[Stored dataset items]
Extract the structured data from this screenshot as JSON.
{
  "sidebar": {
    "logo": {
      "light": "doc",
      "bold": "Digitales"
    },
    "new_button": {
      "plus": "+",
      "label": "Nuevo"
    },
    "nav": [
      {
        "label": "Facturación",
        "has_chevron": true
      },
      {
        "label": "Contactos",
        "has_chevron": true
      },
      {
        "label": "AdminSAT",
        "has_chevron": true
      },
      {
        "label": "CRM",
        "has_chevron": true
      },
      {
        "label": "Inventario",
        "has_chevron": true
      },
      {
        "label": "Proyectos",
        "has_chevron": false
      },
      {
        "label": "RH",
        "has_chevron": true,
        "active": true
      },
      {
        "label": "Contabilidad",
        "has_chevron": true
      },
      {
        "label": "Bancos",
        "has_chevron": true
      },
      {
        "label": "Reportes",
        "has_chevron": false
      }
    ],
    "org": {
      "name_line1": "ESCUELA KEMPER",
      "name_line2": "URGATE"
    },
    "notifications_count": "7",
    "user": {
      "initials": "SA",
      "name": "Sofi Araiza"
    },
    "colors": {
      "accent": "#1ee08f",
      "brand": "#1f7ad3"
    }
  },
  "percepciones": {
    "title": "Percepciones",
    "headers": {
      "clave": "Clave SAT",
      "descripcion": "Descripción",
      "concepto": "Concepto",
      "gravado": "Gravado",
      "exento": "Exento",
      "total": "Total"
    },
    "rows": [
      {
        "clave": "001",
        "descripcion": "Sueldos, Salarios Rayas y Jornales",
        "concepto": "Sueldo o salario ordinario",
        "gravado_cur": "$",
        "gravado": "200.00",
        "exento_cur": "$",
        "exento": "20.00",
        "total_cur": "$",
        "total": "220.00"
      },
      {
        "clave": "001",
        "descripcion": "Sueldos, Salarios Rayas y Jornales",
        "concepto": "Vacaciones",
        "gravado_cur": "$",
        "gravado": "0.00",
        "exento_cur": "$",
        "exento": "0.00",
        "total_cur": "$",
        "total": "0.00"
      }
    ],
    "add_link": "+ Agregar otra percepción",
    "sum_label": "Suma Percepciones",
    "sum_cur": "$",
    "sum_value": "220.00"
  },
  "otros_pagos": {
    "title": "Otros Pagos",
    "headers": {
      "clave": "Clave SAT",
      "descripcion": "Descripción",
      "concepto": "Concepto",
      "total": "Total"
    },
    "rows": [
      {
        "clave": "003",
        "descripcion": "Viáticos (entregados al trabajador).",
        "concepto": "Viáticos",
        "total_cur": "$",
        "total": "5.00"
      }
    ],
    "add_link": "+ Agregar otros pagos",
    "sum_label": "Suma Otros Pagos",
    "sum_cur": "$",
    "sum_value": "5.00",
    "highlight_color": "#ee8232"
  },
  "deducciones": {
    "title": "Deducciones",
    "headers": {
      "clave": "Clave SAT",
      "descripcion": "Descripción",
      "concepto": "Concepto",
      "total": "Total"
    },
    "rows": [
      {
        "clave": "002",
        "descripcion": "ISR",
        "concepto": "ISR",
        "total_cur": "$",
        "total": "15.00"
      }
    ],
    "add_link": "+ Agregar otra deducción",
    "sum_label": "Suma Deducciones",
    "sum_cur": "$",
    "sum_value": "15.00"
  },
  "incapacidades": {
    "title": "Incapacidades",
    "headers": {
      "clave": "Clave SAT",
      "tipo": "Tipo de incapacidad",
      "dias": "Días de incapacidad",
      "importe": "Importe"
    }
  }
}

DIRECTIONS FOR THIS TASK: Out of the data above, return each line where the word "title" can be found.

EXERCISE SOLUTION:
    "title": "Percepciones",
    "title": "Otros Pagos",
    "title": "Deducciones",
    "title": "Incapacidades",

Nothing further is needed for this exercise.